(BIS, 2018)

Several years ago I highlighted a recording of Schnittke’s Psalms of Repentance that, to my ears, wasn’t quite up to the expressive standards set by my reference version of this work, but that had superior sound and therefore a claim to serious consideration. In 2018 we got this new recording that takes the palm in both the artistic and technical categories, and therefore becomes the obvious first choice for a recording of a work that, I would argue, belongs on a short list of the greatest choral works of the 20th century. It’s a harrowing piece in some ways, the music an often thorny and agonized stew of dissonances, but it is very beautiful in its way, without gimmickery or self-indulgence. It is music that I love, and it is given here, by one of the world’s best choirs, the performance of a lifetime. After those haunting sounds, it is sweet relief to fall into the still pool that is the music of Arvo Pärt, Schnittke’s contemporary, fellow subject of Soviet power, and fellow convert to Christianity. Pärt’s Magnificat and Nunc dimittis have been recorded many times, including previous recordings by this choir, but he has rarely sounded better. This is my record of the year.

***

The big box of outtakes from Dylan’s Blood on the Tracks sessions brought me great pleasure this year, but is not something I’m likely to listen to very many times, if only because it takes so long to get through it. My favourite new album this year was Sam Phillips’ World on Sticks; I usually find her characteristic combination of flint-dry voice, precise manner, and enigmatic lyrics beguiling, and this new record is no exception.

I have an appetite for melancholy in song, and this year I grew fat and juicy feeding on Patty Griffin’s “Rain”, from her 2002 record 1000 Kisses.

Oh Patty, where have you been all my life?

### Christmas music recommendations

December 27, 2018

Now that the Christmas season is upon us, I’d like to recommend two wonderful discs of Christmas music that have brought me much pleasure over the past few years.

**
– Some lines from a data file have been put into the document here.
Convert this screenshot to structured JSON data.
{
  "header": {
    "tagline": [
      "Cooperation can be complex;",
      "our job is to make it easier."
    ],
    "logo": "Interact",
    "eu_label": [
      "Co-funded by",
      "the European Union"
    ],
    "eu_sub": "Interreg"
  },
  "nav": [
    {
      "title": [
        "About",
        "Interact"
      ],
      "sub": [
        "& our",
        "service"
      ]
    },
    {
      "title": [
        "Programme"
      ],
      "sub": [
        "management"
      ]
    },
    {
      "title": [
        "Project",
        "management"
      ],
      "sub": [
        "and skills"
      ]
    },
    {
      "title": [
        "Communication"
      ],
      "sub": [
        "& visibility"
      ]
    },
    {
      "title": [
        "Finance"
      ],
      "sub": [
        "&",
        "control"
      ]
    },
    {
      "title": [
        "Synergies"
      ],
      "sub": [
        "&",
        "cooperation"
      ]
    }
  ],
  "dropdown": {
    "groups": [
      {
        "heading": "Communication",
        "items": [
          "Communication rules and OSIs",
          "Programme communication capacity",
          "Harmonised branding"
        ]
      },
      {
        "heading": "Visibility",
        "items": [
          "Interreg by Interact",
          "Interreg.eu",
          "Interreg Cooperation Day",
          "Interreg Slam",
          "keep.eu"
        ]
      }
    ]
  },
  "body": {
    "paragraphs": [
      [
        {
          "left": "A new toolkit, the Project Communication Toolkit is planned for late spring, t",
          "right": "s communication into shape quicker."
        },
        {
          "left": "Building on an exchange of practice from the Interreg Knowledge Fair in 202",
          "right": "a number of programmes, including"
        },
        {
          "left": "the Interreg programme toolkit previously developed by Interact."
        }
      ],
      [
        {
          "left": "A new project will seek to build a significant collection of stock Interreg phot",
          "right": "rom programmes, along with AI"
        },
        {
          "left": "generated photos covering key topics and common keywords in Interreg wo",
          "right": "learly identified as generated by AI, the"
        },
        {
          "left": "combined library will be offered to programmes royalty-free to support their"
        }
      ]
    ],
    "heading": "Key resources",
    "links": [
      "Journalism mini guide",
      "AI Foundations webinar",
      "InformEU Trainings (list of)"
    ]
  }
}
The first is RÓS: Songs of Christmas, from the Norwegian Soloists’ Choir, a group of which you’ve probably not been previously aware. The music is a blend of things you’d think wouldn’t work well together, and you’d be wrong. The disc begins with a Norwegian-language rendition of Lo, how a Rose e’er blooming (called Det hev ei rose sprunge), as lovely a version as you’re ever likely to hear. The centerpiece is a “suite for Christmas” which interweaves the ecstatic melodies of St Hildegard von Bingen with carols, sung in a manner inspired by the Norwegian folk tradition. The arrangements of St Hildegard’s music are unusually rustic, and the carol arrangements are unusually elaborate, which helps to bridge the gap between these two very different musical realms. Of course, you and I don’t speak Norwegian, but it hardly matters: the warmth and happy good cheer of this music are such that it could be nothing but Christmas music, and this disc is among the most joyful and delightful collections of Christmas music known to me. Here is a featurette about the disc:

**

Kate Rusby has made a few Christmas records, but I’m partial to Sweet Bells. She is a bright light on the English folk music scene, with a distinctive lilting voice and a wonderful way with traditional songs. On this record she sings some standard Christmas fare — carols like “Here We Come A-Wassailing” and “Hark the Herald Angels Sing”, the latter given a slow and surprisingly effective tempo — with songs, both sweet and sad, that draw more strongly on the folk tradition, like “Serving Girl’s Holiday” and “The Miner’s Dream of Home”. It’s an unconventional combination, but convincing in her hands. Here is “The Holly and the Ivy”:

Merry Christmas!

### Another missed concert

November 17, 2018

Last weekend I did not get to see Hilary Hahn in concert. Tonight I don’t get to hear the Latvian Radio Choir in concert. But I can stay home and listen to them sing Arvo Pärt’s Nunc dimittis. This is a quiet and slow piece, but difficult to sing well. It’s delicate, and fragile, and will break if the choir fumbles it. It’s safe in these hands:

I wonder what concert I will not attend next weekend?